(Items from an interface collection)
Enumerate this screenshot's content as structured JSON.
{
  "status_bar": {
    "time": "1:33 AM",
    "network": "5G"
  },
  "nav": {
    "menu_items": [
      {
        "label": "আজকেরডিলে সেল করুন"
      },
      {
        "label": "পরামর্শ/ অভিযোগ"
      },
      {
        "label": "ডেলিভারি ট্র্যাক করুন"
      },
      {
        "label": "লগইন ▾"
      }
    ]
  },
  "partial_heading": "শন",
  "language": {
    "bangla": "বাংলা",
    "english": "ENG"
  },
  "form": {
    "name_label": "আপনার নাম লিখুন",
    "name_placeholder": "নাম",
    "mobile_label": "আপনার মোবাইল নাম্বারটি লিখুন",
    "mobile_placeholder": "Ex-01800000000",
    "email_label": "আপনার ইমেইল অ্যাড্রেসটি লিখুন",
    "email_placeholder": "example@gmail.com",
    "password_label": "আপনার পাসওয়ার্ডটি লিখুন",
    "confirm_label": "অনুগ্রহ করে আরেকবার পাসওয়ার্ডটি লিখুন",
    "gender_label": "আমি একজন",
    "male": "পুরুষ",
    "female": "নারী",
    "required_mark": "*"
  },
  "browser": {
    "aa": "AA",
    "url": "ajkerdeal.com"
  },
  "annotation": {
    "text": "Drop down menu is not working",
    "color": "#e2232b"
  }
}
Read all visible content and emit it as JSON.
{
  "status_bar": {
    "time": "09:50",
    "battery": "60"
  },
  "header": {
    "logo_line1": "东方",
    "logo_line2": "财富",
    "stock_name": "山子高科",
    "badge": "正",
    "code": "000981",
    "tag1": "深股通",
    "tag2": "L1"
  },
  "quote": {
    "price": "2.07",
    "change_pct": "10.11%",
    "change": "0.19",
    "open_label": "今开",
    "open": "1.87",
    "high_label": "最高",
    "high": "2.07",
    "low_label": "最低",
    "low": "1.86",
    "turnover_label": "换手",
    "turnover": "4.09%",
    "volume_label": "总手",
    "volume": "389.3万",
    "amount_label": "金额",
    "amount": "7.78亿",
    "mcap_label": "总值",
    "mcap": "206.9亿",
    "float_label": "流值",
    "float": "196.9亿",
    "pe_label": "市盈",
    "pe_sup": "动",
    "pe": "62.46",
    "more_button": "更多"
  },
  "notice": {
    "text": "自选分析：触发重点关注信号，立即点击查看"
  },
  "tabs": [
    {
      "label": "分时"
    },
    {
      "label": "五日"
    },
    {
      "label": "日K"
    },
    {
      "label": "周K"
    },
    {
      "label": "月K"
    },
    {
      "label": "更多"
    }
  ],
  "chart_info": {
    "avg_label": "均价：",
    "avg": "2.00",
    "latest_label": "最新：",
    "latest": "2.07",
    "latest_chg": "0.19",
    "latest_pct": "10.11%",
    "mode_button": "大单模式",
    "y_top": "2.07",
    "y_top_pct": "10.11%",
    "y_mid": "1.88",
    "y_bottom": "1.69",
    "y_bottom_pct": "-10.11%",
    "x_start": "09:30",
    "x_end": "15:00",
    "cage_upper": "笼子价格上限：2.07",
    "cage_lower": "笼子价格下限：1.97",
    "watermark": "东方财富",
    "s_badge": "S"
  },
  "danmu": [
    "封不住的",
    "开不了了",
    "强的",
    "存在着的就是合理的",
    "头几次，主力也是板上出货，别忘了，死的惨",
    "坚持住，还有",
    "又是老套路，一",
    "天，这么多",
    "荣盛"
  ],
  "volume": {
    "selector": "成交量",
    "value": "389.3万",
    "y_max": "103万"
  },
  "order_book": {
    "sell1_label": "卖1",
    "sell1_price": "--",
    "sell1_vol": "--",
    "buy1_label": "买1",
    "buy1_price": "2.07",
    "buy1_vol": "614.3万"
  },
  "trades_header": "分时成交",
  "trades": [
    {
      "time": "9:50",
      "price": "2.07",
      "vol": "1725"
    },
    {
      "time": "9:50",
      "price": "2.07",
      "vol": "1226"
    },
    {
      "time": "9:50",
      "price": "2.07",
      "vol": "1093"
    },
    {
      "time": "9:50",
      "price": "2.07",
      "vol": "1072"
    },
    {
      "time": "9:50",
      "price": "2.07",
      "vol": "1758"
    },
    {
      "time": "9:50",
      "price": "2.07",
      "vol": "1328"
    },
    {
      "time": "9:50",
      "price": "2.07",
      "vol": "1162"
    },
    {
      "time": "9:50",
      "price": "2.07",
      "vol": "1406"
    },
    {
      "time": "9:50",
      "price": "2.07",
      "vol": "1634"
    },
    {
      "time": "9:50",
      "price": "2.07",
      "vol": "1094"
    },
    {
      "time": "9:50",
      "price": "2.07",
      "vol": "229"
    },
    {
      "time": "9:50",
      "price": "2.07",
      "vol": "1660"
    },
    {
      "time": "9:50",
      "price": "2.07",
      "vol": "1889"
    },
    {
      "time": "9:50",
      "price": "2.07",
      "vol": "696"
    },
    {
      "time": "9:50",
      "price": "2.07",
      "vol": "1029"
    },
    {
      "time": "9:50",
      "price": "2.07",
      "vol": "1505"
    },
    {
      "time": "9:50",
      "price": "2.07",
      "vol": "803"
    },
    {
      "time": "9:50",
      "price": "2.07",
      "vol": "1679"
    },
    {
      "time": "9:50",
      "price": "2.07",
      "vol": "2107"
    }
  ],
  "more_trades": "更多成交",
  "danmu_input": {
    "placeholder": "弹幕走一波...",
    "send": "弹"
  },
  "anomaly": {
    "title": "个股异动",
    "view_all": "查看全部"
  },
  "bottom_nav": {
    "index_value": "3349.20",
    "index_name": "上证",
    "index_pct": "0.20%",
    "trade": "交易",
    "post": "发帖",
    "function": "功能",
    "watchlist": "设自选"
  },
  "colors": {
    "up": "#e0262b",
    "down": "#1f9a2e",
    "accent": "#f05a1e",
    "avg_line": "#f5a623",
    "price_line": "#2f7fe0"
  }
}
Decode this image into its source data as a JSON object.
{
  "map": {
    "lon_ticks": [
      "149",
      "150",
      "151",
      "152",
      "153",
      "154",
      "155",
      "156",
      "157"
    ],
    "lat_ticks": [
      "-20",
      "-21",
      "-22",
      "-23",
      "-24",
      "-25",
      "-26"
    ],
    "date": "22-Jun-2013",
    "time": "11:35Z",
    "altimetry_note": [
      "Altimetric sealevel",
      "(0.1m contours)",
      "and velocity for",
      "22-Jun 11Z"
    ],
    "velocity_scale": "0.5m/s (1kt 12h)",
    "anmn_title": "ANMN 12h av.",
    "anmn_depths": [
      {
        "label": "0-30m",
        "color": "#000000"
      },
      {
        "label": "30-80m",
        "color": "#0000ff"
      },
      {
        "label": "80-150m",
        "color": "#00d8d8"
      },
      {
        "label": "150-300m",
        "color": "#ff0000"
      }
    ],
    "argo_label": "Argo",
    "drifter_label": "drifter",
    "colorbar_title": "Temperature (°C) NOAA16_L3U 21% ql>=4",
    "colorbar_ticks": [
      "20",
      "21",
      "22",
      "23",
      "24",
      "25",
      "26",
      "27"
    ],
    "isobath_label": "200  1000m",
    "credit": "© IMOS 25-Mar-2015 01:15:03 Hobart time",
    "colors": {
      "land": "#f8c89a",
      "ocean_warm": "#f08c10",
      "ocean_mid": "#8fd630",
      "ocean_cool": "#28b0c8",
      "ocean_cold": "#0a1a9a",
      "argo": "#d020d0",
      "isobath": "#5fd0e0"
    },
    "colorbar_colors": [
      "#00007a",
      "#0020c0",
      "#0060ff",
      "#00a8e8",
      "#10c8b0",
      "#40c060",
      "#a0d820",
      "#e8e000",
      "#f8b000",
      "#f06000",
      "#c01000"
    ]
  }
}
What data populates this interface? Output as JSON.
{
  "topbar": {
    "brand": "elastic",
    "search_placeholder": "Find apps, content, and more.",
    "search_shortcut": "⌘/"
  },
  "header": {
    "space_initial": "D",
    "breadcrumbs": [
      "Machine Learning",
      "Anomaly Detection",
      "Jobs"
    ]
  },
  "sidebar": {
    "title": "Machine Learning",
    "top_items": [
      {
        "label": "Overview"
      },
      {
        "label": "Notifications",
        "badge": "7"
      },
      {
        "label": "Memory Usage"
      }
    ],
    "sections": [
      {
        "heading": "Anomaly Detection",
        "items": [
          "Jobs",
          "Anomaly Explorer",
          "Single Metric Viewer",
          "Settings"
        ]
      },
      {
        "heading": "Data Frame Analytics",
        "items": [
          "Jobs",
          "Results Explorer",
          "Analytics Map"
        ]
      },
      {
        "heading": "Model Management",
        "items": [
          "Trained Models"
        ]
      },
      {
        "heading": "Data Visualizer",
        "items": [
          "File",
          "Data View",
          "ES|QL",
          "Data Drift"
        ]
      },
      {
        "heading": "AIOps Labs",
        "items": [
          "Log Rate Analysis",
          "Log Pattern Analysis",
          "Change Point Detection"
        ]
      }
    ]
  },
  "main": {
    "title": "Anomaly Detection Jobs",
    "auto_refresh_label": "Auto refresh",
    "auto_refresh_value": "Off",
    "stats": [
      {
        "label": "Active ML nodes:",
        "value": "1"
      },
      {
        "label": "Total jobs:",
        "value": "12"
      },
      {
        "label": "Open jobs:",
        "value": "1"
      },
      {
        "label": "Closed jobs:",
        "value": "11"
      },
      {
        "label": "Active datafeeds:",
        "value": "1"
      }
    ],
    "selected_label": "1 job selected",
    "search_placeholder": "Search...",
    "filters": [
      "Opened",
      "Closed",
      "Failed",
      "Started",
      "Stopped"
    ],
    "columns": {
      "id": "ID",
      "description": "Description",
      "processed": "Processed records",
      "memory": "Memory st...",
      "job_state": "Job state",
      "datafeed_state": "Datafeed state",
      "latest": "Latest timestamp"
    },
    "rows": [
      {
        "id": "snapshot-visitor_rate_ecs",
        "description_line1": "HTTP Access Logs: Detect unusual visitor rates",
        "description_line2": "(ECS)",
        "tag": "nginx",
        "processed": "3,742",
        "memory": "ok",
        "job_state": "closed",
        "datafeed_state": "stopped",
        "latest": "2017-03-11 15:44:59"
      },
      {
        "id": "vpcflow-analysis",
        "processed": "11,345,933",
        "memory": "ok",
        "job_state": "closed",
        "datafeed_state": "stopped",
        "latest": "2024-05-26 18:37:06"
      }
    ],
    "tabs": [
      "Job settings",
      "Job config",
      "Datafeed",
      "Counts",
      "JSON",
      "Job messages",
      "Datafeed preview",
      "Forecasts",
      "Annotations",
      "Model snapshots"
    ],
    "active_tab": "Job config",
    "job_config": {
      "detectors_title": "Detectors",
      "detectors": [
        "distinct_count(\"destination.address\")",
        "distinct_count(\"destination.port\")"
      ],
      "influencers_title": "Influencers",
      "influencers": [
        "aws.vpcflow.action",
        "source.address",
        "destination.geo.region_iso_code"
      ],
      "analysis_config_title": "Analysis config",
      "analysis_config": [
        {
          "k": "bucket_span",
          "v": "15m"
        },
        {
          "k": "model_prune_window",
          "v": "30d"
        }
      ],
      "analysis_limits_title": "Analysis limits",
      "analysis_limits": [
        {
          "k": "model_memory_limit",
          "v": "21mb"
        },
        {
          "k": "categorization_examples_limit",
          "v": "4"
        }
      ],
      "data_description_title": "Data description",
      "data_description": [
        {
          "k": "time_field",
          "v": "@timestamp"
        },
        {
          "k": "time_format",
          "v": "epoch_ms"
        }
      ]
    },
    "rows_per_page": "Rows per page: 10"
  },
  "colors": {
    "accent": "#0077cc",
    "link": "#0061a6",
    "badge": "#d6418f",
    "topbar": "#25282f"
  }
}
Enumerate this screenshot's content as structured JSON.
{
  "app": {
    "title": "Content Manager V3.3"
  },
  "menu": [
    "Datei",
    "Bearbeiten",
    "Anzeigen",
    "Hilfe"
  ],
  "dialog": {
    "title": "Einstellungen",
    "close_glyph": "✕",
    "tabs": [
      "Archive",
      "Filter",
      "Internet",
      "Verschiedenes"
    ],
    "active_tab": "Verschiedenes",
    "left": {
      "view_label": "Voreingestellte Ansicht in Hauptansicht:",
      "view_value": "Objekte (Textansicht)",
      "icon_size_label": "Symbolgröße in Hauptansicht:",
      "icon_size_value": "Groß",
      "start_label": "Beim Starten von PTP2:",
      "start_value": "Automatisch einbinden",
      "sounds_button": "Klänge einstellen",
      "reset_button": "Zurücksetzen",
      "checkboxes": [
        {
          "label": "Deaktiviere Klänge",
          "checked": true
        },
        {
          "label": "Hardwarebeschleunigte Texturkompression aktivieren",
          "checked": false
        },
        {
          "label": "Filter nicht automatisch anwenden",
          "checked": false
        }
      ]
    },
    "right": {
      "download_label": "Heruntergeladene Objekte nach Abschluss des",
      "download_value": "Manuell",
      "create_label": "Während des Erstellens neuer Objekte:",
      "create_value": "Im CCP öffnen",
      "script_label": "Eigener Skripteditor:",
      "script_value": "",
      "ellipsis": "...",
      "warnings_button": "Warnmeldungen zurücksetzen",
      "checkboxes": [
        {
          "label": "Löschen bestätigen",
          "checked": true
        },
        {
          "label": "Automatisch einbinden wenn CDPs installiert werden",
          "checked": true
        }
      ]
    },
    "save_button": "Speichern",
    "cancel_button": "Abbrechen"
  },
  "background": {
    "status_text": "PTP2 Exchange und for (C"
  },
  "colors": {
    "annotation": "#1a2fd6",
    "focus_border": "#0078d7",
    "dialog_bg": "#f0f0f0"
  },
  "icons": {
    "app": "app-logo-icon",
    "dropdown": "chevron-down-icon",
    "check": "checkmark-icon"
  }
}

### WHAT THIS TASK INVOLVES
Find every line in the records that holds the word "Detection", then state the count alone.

### WRITTEN RESPONSE
4